The Yellow Kid
The first comic strip to appear in a newspaper was “The Yellow Kid,” created by Richard F. Outcault. It debuted in the Sunday edition of the New York World on May 5, 1895. The Yellow Kid was a bald-headed, snaggle-toothed street urchin who wore an oversized yellow nightshirt and became an instant sensation.
The Yellow Kid was unique because it used speech balloons to convey dialogue, which was a new technique at the time. The strip also featured multiple panels, allowing for more complex storytelling than the single-panel cartoons that were popular at the time.
The Rise of Comic Strips
After the success of “The Yellow Kid,” other newspapers quickly followed suit and began publishing their own comic strips. Outcault himself went on to create another popular strip called “Buster Brown,” which debuted in 1902.
Over time, comic strips became an integral part of newspaper culture and evolved into different genres like adventure comics (“Flash Gordon”), humor comics (“Peanuts”), and superhero comics (“Batman”).
- Adventure Comics: Adventure comics typically feature heroic characters embarking on exciting journeys or battling villains. Examples include “Tarzan” and “Prince Valiant. “
- Humor Comics: Humor comics are meant to be lighthearted and funny, often featuring recurring characters with distinct personalities. Examples include “Garfield” and “Calvin and Hobbes.
- Superhero Comics: Superhero comics feature characters with extraordinary abilities who fight against evil forces. Examples include “Spider-Man” and “Wonder Woman. “
The End of an Era

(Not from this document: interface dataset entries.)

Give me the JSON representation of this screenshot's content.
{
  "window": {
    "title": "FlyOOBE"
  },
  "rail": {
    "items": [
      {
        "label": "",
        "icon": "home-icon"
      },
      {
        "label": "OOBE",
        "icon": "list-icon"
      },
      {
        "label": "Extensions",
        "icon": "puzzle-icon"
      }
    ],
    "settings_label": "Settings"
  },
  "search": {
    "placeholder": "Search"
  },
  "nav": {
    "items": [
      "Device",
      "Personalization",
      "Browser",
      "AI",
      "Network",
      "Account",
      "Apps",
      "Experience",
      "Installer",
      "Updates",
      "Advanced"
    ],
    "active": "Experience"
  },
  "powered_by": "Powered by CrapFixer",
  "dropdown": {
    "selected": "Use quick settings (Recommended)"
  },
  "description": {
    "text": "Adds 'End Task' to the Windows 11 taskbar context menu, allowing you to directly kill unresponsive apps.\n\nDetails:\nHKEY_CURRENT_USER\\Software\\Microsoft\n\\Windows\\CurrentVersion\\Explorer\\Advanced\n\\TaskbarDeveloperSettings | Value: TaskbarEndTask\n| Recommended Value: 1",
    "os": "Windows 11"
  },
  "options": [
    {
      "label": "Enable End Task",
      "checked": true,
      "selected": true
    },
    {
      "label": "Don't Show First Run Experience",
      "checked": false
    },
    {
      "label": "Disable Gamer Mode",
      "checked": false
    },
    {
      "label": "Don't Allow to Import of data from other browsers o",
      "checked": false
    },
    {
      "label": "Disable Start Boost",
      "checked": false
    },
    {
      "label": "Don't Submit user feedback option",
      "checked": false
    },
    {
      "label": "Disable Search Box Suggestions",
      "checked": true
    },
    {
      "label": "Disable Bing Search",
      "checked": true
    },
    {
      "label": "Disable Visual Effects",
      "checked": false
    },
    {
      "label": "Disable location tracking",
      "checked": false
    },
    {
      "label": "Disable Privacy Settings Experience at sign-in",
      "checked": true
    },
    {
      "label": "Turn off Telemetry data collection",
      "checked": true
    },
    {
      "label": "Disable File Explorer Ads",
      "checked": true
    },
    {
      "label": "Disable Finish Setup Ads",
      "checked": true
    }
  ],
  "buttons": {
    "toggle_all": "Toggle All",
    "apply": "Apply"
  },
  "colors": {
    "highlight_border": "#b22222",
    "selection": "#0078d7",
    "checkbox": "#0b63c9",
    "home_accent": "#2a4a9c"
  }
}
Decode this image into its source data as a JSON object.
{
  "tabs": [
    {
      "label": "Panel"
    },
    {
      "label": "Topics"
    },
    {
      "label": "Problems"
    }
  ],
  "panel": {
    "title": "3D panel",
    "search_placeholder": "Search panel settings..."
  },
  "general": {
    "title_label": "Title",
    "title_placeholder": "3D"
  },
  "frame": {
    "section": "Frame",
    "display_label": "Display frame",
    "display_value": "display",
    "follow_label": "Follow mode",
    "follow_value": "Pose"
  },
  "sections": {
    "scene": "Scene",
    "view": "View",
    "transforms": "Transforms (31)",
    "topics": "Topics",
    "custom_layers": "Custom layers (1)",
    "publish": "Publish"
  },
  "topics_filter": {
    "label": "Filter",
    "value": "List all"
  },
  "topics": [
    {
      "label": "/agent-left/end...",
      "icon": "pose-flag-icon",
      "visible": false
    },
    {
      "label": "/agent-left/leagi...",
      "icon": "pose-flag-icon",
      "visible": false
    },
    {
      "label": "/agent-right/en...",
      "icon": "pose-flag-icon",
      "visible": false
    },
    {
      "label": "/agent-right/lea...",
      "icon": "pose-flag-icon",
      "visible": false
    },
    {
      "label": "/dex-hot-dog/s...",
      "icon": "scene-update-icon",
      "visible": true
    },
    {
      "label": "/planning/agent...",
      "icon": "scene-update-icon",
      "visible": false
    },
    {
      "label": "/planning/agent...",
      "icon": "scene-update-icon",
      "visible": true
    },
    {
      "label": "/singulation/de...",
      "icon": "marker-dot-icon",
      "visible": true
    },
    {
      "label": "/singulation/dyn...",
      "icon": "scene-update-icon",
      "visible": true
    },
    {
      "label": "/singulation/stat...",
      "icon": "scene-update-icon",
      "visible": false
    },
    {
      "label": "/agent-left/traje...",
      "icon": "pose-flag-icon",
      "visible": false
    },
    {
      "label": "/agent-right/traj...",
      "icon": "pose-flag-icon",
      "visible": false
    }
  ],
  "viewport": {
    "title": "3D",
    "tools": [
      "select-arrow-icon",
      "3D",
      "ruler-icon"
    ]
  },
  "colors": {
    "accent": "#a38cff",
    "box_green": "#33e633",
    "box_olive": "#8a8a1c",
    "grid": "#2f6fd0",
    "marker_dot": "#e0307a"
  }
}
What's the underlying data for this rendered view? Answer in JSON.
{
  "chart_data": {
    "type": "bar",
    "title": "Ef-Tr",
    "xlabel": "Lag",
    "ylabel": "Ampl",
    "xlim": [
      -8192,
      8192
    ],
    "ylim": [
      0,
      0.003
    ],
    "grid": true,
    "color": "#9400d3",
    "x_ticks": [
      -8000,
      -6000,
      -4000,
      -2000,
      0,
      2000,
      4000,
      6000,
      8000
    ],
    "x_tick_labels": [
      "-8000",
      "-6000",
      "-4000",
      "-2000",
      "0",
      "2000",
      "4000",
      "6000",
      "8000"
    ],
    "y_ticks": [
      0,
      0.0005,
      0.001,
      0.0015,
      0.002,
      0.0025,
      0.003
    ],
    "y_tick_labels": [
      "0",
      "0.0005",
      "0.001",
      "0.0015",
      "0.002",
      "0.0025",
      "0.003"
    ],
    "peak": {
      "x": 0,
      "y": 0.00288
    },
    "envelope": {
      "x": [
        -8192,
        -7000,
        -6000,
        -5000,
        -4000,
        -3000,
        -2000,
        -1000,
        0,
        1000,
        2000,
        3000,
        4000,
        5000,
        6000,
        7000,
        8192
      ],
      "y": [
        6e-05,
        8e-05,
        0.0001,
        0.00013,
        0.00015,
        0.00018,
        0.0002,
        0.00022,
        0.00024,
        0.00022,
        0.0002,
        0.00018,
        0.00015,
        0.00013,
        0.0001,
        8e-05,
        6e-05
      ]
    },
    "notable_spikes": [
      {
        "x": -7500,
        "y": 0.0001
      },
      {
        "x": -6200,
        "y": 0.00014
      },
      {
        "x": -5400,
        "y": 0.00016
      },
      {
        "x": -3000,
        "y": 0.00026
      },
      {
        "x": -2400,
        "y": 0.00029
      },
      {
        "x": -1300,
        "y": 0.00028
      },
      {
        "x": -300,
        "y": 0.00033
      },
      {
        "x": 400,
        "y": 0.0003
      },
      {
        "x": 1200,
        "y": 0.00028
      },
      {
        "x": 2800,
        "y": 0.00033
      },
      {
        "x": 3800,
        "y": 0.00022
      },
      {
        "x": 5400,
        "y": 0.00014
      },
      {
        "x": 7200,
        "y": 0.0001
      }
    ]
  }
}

The popularity of comic strips waned in the latter half of the 20th century, as television and other forms of entertainment became more prevalent. Many newspapers began to drop their comic sections altogether, and some prominent strips like “Peanuts” ended their runs.
However, comic strips still hold a special place in the hearts of many readers and continue to be published in newspapers and online. They serve as a reminder of a simpler time when we could open up the paper and escape into a world of imagination and humor.
In conclusion, “The Yellow Kid” was the first comic strip to appear in a newspaper, paving the way for countless others to follow. Comic strips have come a long way since then, but they remain an important part of our cultural heritage.